The Santa Barbara County Public Health Department reported 34 cases of COVID-19 on Tuesday, bringing the county’s total to 9,197.
The county also announced one additional death, bringing the total to 114. The decedent resided in the Santa Ynez Valley, which is now the area’s seventh death.
According to officials, the individual was over the age of 70, had underlying health conditions and was not associated with a congregate living facility.
Of the total cases in the county, 182 are considered to still be infectious, with 26 people recovering in the hospital and six people receiving care in the Intensive Care Unit.
Santa Maria reported the most cases of any city on Wednesday with 15, bringing its total to 3,927, 73 of which are considered active. Those totals are both the highest in the county.
Santa Barbara had zero new cases on Wednesday, keeping its total at 1,222, 11 of which are active.
The city of Lompoc had six new cases, the unincorporated areas of Sisquoc, Casmalia, Garey, Cuyama, New Cuyama, and the city of Guadalupe saw five new cases and Isla Vista reported four new cases.
The communities of Montecito, Summerland and the city of Carpinteria, the unincorporated area of Goleta Valley and Gaviota and Orcutt each reported one new case.

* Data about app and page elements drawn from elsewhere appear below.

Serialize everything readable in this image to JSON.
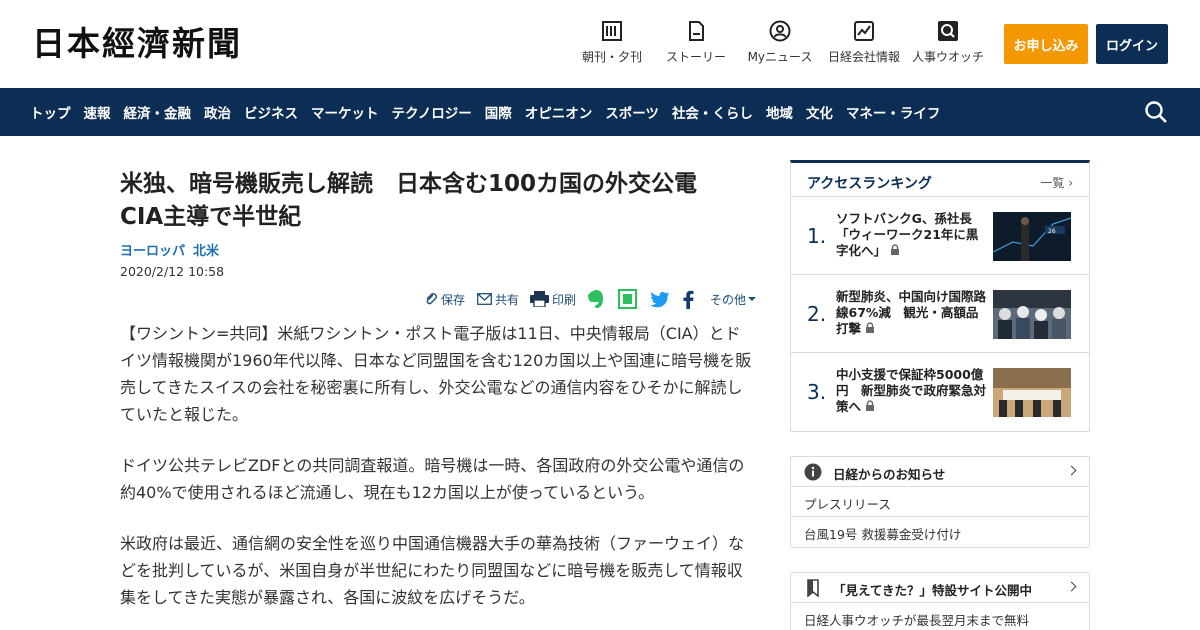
{
  "header": {
    "logo": "日本經濟新聞",
    "nav": [
      {
        "label": "朝刊・夕刊",
        "icon": "newspaper-icon"
      },
      {
        "label": "ストーリー",
        "icon": "document-icon"
      },
      {
        "label": "Myニュース",
        "icon": "user-icon"
      },
      {
        "label": "日経会社情報",
        "icon": "chart-icon"
      },
      {
        "label": "人事ウオッチ",
        "icon": "search-person-icon"
      }
    ],
    "apply_label": "お申し込み",
    "login_label": "ログイン"
  },
  "navbar": {
    "items": [
      "トップ",
      "速報",
      "経済・金融",
      "政治",
      "ビジネス",
      "マーケット",
      "テクノロジー",
      "国際",
      "オピニオン",
      "スポーツ",
      "社会・くらし",
      "地域",
      "文化",
      "マネー・ライフ"
    ],
    "search_icon": "search-icon"
  },
  "article": {
    "title": "米独、暗号機販売し解読　日本含む100カ国の外交公電　CIA主導で半世紀",
    "tags": [
      "ヨーロッパ",
      "北米"
    ],
    "date": "2020/2/12 10:58",
    "tools": {
      "save": "保存",
      "share": "共有",
      "print": "印刷",
      "more": "その他"
    },
    "paragraphs": [
      "【ワシントン=共同】米紙ワシントン・ポスト電子版は11日、中央情報局（CIA）とドイツ情報機関が1960年代以降、日本など同盟国を含む120カ国以上や国連に暗号機を販売してきたスイスの会社を秘密裏に所有し、外交公電などの通信内容をひそかに解読していたと報じた。",
      "ドイツ公共テレビZDFとの共同調査報道。暗号機は一時、各国政府の外交公電や通信の約40%で使用されるほど流通し、現在も12カ国以上が使っているという。",
      "米政府は最近、通信網の安全性を巡り中国通信機器大手の華為技術（ファーウェイ）などを批判しているが、米国自身が半世紀にわたり同盟国などに暗号機を販売して情報収集をしてきた実態が暴露され、各国に波紋を広げそうだ。"
    ]
  },
  "ranking": {
    "title": "アクセスランキング",
    "more": "一覧",
    "items": [
      {
        "rank": "1.",
        "headline": "ソフトバンクG、孫社長「ウィーワーク21年に黒字化へ」"
      },
      {
        "rank": "2.",
        "headline": "新型肺炎、中国向け国際路線67%減　観光・高額品打撃"
      },
      {
        "rank": "3.",
        "headline": "中小支援で保証枠5000億円　新型肺炎で政府緊急対策へ"
      }
    ]
  },
  "notice": {
    "title": "日経からのお知らせ",
    "items": [
      "プレスリリース",
      "台風19号 救援募金受け付け"
    ]
  },
  "promo": {
    "title": "「見えてきた？」特設サイト公開中",
    "items": [
      "日経人事ウオッチが最長翌月末まで無料"
    ]
  },
  "colors": {
    "navy": "#0c2e55",
    "orange": "#f39800",
    "link": "#1d6fb0"
  }
}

The age range between 18 and 29 saw the biggest rise in cases on Tuesday with 11, bringing the total to 2,690 — which is the most in the county.

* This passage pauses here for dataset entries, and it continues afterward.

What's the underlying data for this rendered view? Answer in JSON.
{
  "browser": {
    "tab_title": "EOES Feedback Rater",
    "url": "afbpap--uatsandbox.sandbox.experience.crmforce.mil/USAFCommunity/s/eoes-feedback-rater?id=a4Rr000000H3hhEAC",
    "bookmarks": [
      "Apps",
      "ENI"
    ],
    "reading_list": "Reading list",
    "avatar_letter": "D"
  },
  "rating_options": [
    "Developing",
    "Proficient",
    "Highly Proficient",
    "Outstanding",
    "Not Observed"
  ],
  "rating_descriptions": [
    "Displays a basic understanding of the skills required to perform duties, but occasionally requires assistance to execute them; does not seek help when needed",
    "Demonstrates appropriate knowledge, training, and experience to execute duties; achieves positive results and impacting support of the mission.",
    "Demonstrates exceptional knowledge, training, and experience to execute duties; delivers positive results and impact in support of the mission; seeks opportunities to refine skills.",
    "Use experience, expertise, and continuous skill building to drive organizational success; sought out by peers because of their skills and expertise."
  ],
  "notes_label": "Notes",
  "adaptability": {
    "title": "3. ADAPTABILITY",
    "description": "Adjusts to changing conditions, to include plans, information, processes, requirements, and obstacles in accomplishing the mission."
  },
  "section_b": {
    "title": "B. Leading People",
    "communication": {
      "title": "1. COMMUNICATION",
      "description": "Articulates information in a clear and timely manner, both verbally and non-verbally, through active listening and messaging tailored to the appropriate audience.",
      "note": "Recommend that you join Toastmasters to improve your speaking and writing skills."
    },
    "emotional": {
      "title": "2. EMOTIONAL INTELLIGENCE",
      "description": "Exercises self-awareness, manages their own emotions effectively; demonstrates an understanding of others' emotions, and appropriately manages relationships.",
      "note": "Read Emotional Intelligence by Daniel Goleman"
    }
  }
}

The age range between 30 and 49, which has the most cases in the county, reported eight new cases, bringing its total to 3,400.
The 0-17 age range had two cases, 50-69 had eight and those in the 70-plus group had five new cases.
As of Wednesday, the county Public Health Department has administered 154,086 tests. Of those, 144,287 have tested negative, 9,197 positive and 384 were inconclusive.
A total of 8,901 people have recovered after testing positive for COVID-19, according to the data.
In other news across the county, UCSB has announced that despite Santa Barbara County moving into the less-restrictive red tier, the university’s fall quarter plans will remain unchanged.
California released its latest report card on Tuesday, showing that the county has successfully moved into the red tier. In order to stay there, the county will need to continue having 7.0 cases or less per 100,000 and an 8% or less testing-positivity rate.
This means that nearly all undergraduate fall courses will be offered via remote instruction, and undergraduate student housing for fall quarter will be available only to those students with special circumstances.
Campus officials continue working with the public health department to bring the most up to date information to the community of Isla Vista, which has been seeing a spike in positive cases.